Could you filter the records below and keep only the lines with the word "addresses"?

Start of The data

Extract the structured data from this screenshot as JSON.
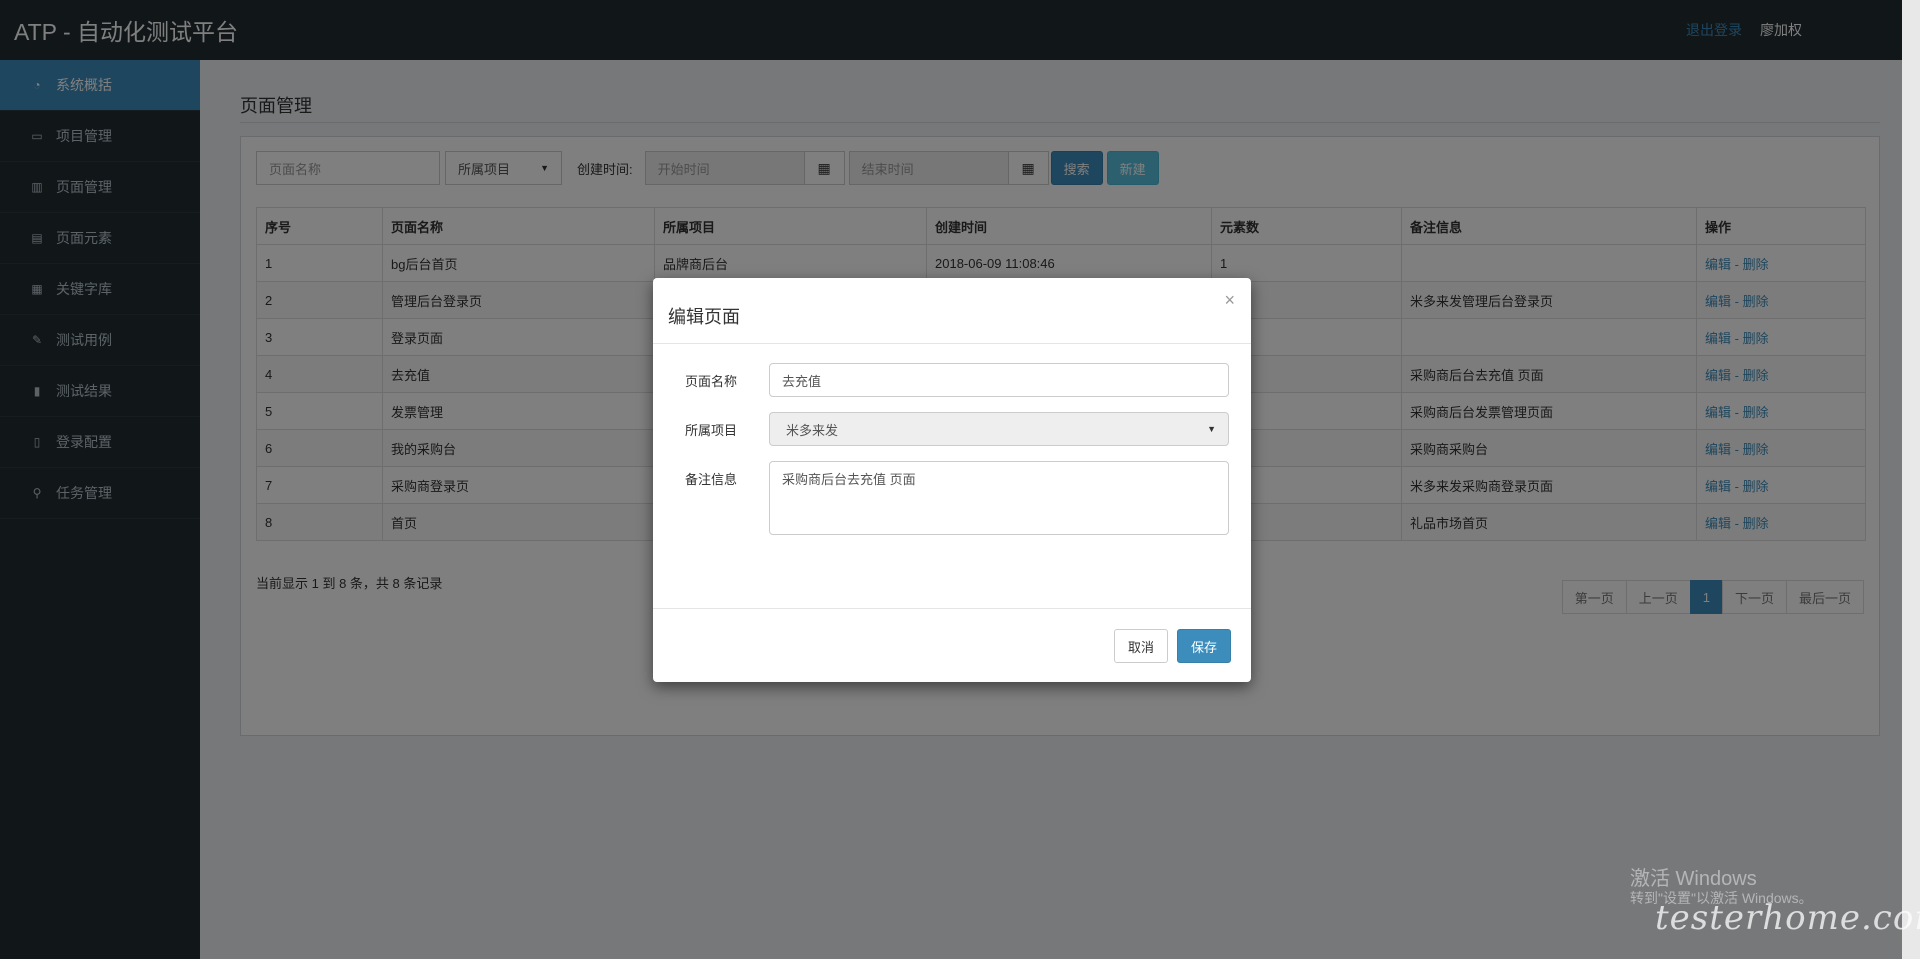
{
  "app": {
    "title": "ATP - 自动化测试平台",
    "logout": "退出登录",
    "user": "廖加权"
  },
  "sidebar": {
    "items": [
      {
        "label": "系统概括",
        "icon": "dashboard-icon",
        "glyph": "◔"
      },
      {
        "label": "项目管理",
        "icon": "desktop-icon",
        "glyph": "▭"
      },
      {
        "label": "页面管理",
        "icon": "bar-chart-icon",
        "glyph": "▥"
      },
      {
        "label": "页面元素",
        "icon": "list-alt-icon",
        "glyph": "▤"
      },
      {
        "label": "关键字库",
        "icon": "table-icon",
        "glyph": "▦"
      },
      {
        "label": "测试用例",
        "icon": "edit-icon",
        "glyph": "✎"
      },
      {
        "label": "测试结果",
        "icon": "file-icon",
        "glyph": "▮"
      },
      {
        "label": "登录配置",
        "icon": "book-icon",
        "glyph": "▯"
      },
      {
        "label": "任务管理",
        "icon": "sitemap-icon",
        "glyph": "⚲"
      }
    ]
  },
  "page": {
    "title": "页面管理"
  },
  "filters": {
    "name_placeholder": "页面名称",
    "project_select": "所属项目",
    "created_label": "创建时间:",
    "start_placeholder": "开始时间",
    "end_placeholder": "结束时间",
    "search": "搜索",
    "create": "新建"
  },
  "table": {
    "headers": [
      "序号",
      "页面名称",
      "所属项目",
      "创建时间",
      "元素数",
      "备注信息",
      "操作"
    ],
    "rows": [
      {
        "no": "1",
        "name": "bg后台首页",
        "project": "品牌商后台",
        "created": "2018-06-09 11:08:46",
        "count": "1",
        "note": "",
        "edit": "编辑",
        "sep": " - ",
        "del": "删除"
      },
      {
        "no": "2",
        "name": "管理后台登录页",
        "project": "",
        "created": "",
        "count": "",
        "note": "米多来发管理后台登录页",
        "edit": "编辑",
        "sep": " - ",
        "del": "删除"
      },
      {
        "no": "3",
        "name": "登录页面",
        "project": "",
        "created": "",
        "count": "",
        "note": "",
        "edit": "编辑",
        "sep": " - ",
        "del": "删除"
      },
      {
        "no": "4",
        "name": "去充值",
        "project": "",
        "created": "",
        "count": "",
        "note": "采购商后台去充值 页面",
        "edit": "编辑",
        "sep": " - ",
        "del": "删除"
      },
      {
        "no": "5",
        "name": "发票管理",
        "project": "",
        "created": "",
        "count": "",
        "note": "采购商后台发票管理页面",
        "edit": "编辑",
        "sep": " - ",
        "del": "删除"
      },
      {
        "no": "6",
        "name": "我的采购台",
        "project": "",
        "created": "",
        "count": "",
        "note": "采购商采购台",
        "edit": "编辑",
        "sep": " - ",
        "del": "删除"
      },
      {
        "no": "7",
        "name": "采购商登录页",
        "project": "",
        "created": "",
        "count": "",
        "note": "米多来发采购商登录页面",
        "edit": "编辑",
        "sep": " - ",
        "del": "删除"
      },
      {
        "no": "8",
        "name": "首页",
        "project": "",
        "created": "",
        "count": "",
        "note": "礼品市场首页",
        "edit": "编辑",
        "sep": " - ",
        "del": "删除"
      }
    ]
  },
  "summary": "当前显示 1 到 8 条，共 8 条记录",
  "pager": {
    "first": "第一页",
    "prev": "上一页",
    "current": "1",
    "next": "下一页",
    "last": "最后一页"
  },
  "modal": {
    "title": "编辑页面",
    "close": "×",
    "name_label": "页面名称",
    "name_value": "去充值",
    "project_label": "所属项目",
    "project_value": "米多来发",
    "note_label": "备注信息",
    "note_value": "采购商后台去充值 页面",
    "cancel": "取消",
    "save": "保存"
  },
  "watermark": {
    "activate": "激活 Windows",
    "hint": "转到\"设置\"以激活 Windows。",
    "site": "testerhome.com"
  }
}
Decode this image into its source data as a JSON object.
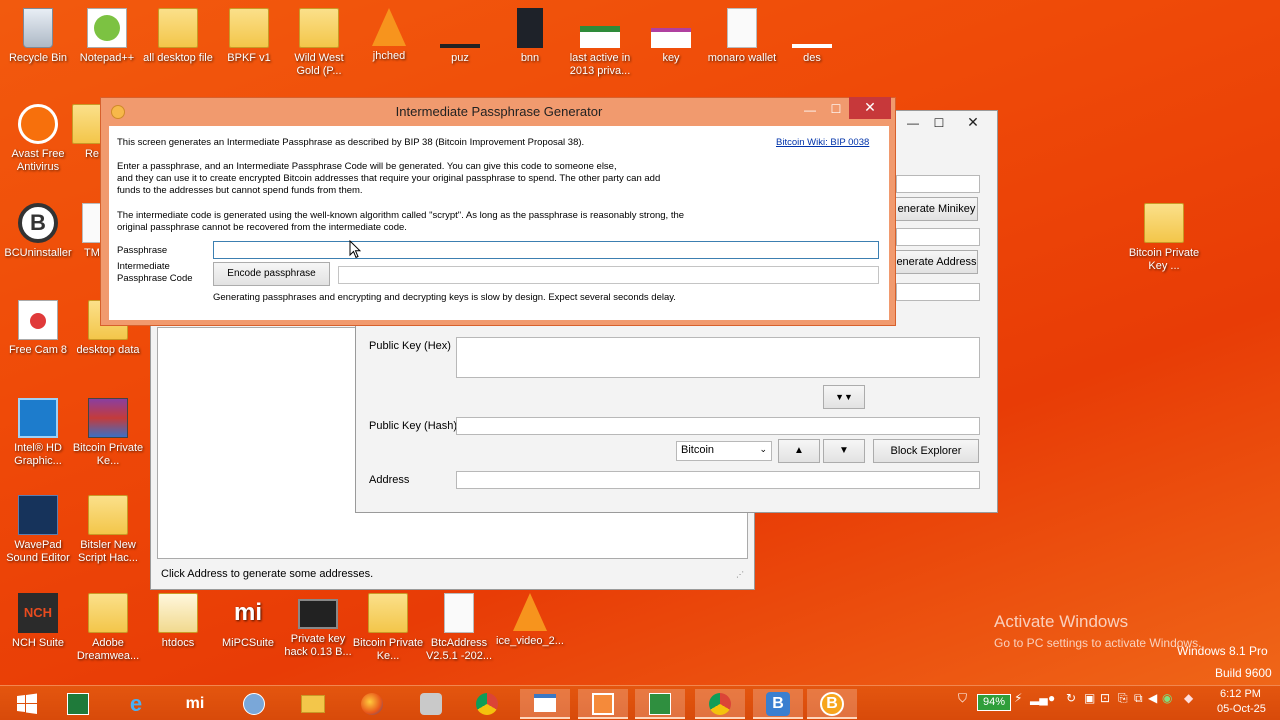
{
  "desktop": {
    "icons": [
      {
        "label": "Recycle Bin"
      },
      {
        "label": "Notepad++"
      },
      {
        "label": "all desktop file"
      },
      {
        "label": "BPKF v1"
      },
      {
        "label": "Wild West Gold (P..."
      },
      {
        "label": "jhched"
      },
      {
        "label": "puz"
      },
      {
        "label": "bnn"
      },
      {
        "label": "last active in 2013 priva..."
      },
      {
        "label": "key"
      },
      {
        "label": "monaro wallet"
      },
      {
        "label": "des"
      },
      {
        "label": "Avast Free Antivirus"
      },
      {
        "label": "Re"
      },
      {
        "label": "BCUninstaller"
      },
      {
        "label": "TM"
      },
      {
        "label": "Free Cam 8"
      },
      {
        "label": "desktop data"
      },
      {
        "label": "Intel® HD Graphic..."
      },
      {
        "label": "Bitcoin Private Ke..."
      },
      {
        "label": "WavePad Sound Editor"
      },
      {
        "label": "Bitsler New Script Hac..."
      },
      {
        "label": "NCH Suite"
      },
      {
        "label": "Adobe Dreamwea..."
      },
      {
        "label": "htdocs"
      },
      {
        "label": "MiPCSuite"
      },
      {
        "label": "Private key hack 0.13 B..."
      },
      {
        "label": "Bitcoin Private Ke..."
      },
      {
        "label": "BtcAddress V2.5.1 -202..."
      },
      {
        "label": "ice_video_2..."
      },
      {
        "label": "Bitcoin Private Key ..."
      }
    ]
  },
  "back_window": {
    "buttons": {
      "generate_minikey": "enerate Minikey",
      "generate_address": "enerate Address",
      "double_down": "▼▼",
      "up": "▲",
      "down": "▼",
      "block_explorer": "Block Explorer"
    },
    "labels": {
      "public_key_hex": "Public Key (Hex)",
      "public_key_hash": "Public Key (Hash)",
      "address": "Address"
    },
    "coin_select": "Bitcoin",
    "status_text": "Click Address to generate some addresses."
  },
  "dialog": {
    "title": "Intermediate Passphrase Generator",
    "wiki_link": "Bitcoin Wiki: BIP 0038",
    "para1": "This screen generates an Intermediate Passphrase as described by BIP 38 (Bitcoin Improvement Proposal 38).",
    "para2_l1": "Enter a passphrase, and an Intermediate Passphrase Code will be generated.  You can give this code to someone else,",
    "para2_l2": "and they can use it to create encrypted Bitcoin addresses that require your original passphrase to spend.  The other party can add",
    "para2_l3": "funds to the addresses but cannot spend funds from them.",
    "para3_l1": "The intermediate code is generated using the well-known algorithm called \"scrypt\".  As long as the passphrase is reasonably strong, the",
    "para3_l2": "original passphrase cannot be recovered from the intermediate code.",
    "passphrase_label": "Passphrase",
    "passphrase_value": "",
    "intermediate_label_l1": "Intermediate",
    "intermediate_label_l2": "Passphrase Code",
    "intermediate_value": "",
    "encode_button": "Encode passphrase",
    "note": "Generating passphrases and encrypting and decrypting keys is slow by design.  Expect several seconds delay."
  },
  "watermark": {
    "line1": "Activate Windows",
    "line2": "Go to PC settings to activate Windows.",
    "edition": "Windows 8.1 Pro",
    "build": "Build 9600"
  },
  "taskbar": {
    "battery": "94%",
    "time": "6:12 PM",
    "date": "05-Oct-25"
  }
}
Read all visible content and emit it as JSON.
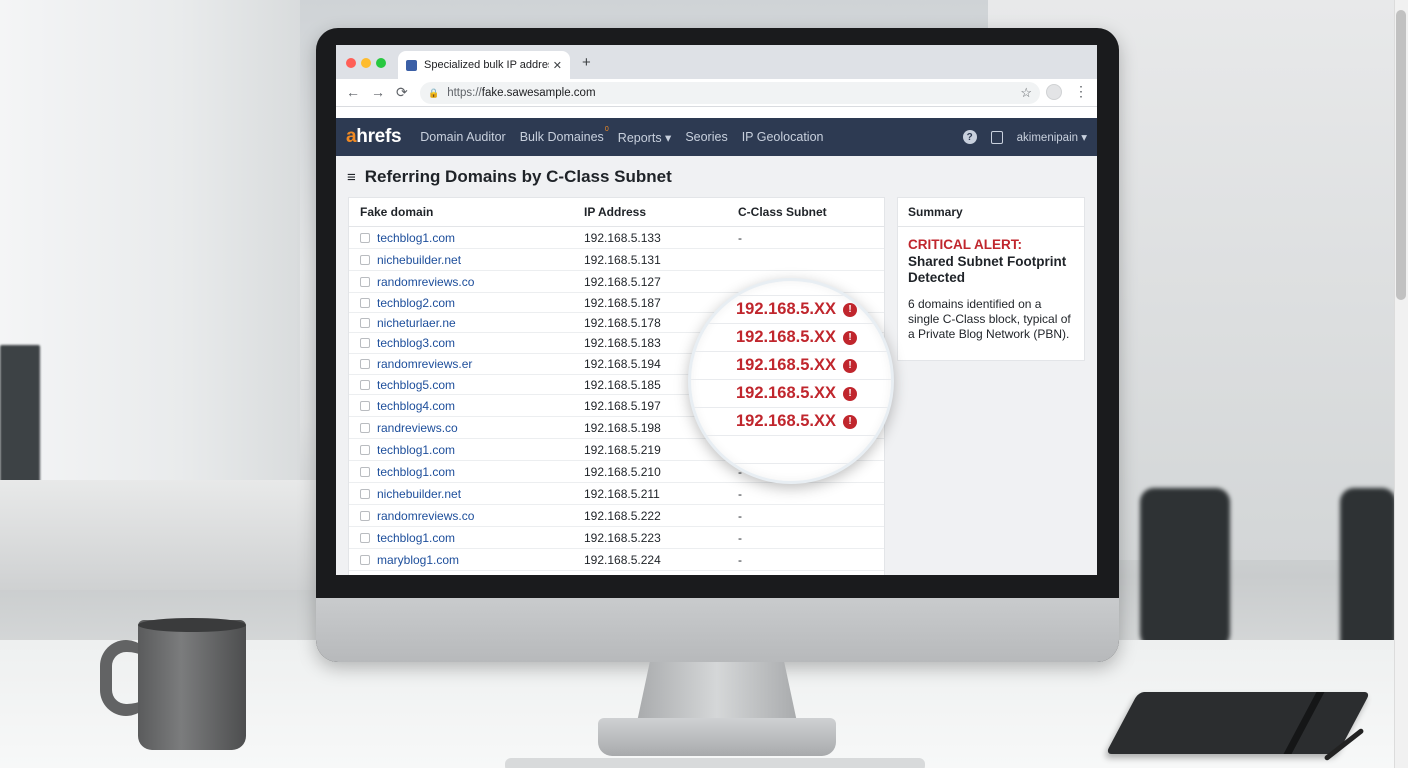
{
  "browser": {
    "tab_title": "Specialized bulk IP address",
    "tab_close": "✕",
    "new_tab": "+",
    "url_scheme": "https://",
    "url_host": "fake.sawesample.com",
    "back": "←",
    "forward": "→",
    "reload": "⟳",
    "star": "☆",
    "menu": "⋮"
  },
  "appnav": {
    "logo_a": "a",
    "logo_rest": "hrefs",
    "items": [
      "Domain Auditor",
      "Bulk Domaines",
      "Reports ▾",
      "Seories",
      "IP Geolocation"
    ],
    "bulk_badge": "0",
    "help": "?",
    "user": "akimenipain ▾"
  },
  "page": {
    "menu_icon": "≡",
    "title": "Referring Domains by C-Class Subnet"
  },
  "table": {
    "headers": [
      "Fake domain",
      "IP Address",
      "C-Class Subnet"
    ],
    "rows": [
      {
        "domain": "techblog1.com",
        "ip": "192.168.5.133",
        "subnet": "-"
      },
      {
        "domain": "nichebuilder.net",
        "ip": "192.168.5.131",
        "subnet": ""
      },
      {
        "domain": "randomreviews.co",
        "ip": "192.168.5.127",
        "subnet": ""
      },
      {
        "domain": "techblog2.com",
        "ip": "192.168.5.187",
        "subnet": ""
      },
      {
        "domain": "nicheturlaer.ne",
        "ip": "192.168.5.178",
        "subnet": ""
      },
      {
        "domain": "techblog3.com",
        "ip": "192.168.5.183",
        "subnet": ""
      },
      {
        "domain": "randomreviews.er",
        "ip": "192.168.5.194",
        "subnet": ""
      },
      {
        "domain": "techblog5.com",
        "ip": "192.168.5.185",
        "subnet": ""
      },
      {
        "domain": "techblog4.com",
        "ip": "192.168.5.197",
        "subnet": ""
      },
      {
        "domain": "randreviews.co",
        "ip": "192.168.5.198",
        "subnet": ""
      },
      {
        "domain": "techblog1.com",
        "ip": "192.168.5.219",
        "subnet": "-"
      },
      {
        "domain": "techblog1.com",
        "ip": "192.168.5.210",
        "subnet": "-"
      },
      {
        "domain": "nichebuilder.net",
        "ip": "192.168.5.211",
        "subnet": "-"
      },
      {
        "domain": "randomreviews.co",
        "ip": "192.168.5.222",
        "subnet": "-"
      },
      {
        "domain": "techblog1.com",
        "ip": "192.168.5.223",
        "subnet": "-"
      },
      {
        "domain": "maryblog1.com",
        "ip": "192.168.5.224",
        "subnet": "-"
      }
    ]
  },
  "magnifier": {
    "subnets": [
      "192.168.5.XX",
      "192.168.5.XX",
      "192.168.5.XX",
      "192.168.5.XX",
      "192.168.5.XX"
    ],
    "warn_glyph": "!"
  },
  "summary": {
    "title": "Summary",
    "alert_red": "CRITICAL ALERT:",
    "alert_black": "Shared Subnet Footprint Detected",
    "body": "6 domains identified on a single C-Class block, typical of a Private Blog Network (PBN)."
  },
  "colors": {
    "nav_bg": "#2d3a52",
    "logo_accent": "#f08a24",
    "alert_red": "#c0262d",
    "link_blue": "#1d4e9b"
  }
}
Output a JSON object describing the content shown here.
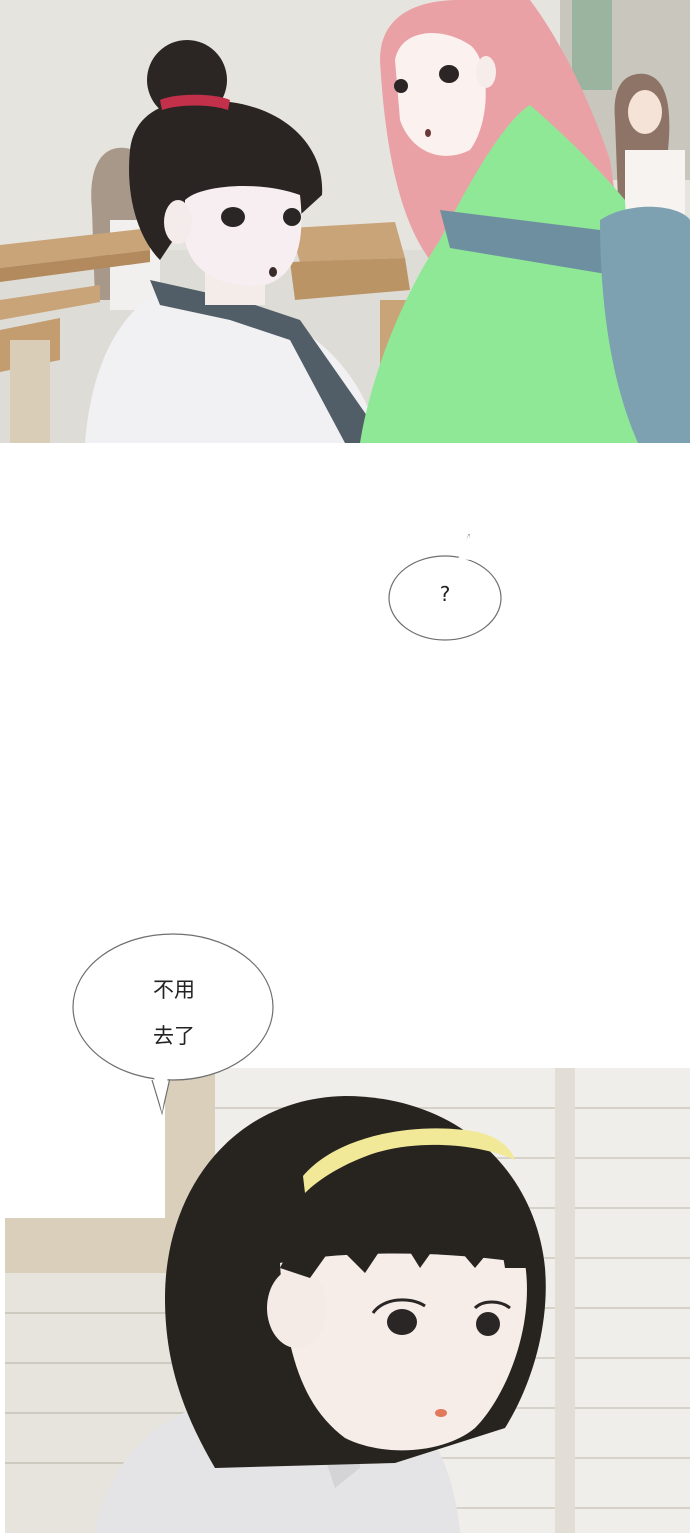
{
  "panels": [
    {
      "scene": "classroom-two-students-turning"
    },
    {
      "scene": "girl-with-headband-closeup"
    }
  ],
  "bubbles": {
    "question": {
      "text": "?"
    },
    "reply": {
      "line1": "不用",
      "line2": "去了"
    }
  }
}
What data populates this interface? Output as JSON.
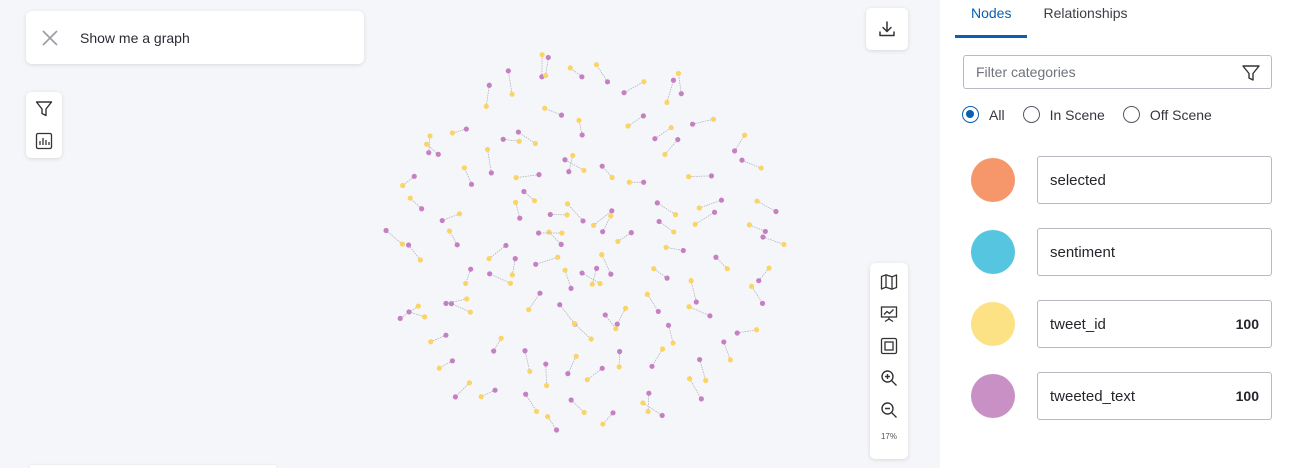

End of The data

Output for this exercise:
    "status_text": "Click Address to generate some addresses."
    "para2_l2": "and they can use it to create encrypted Bitcoin addresses that require your original passphrase to spend.  The other party can add",
    "para2_l3": "funds to the addresses but cannot spend funds from them.",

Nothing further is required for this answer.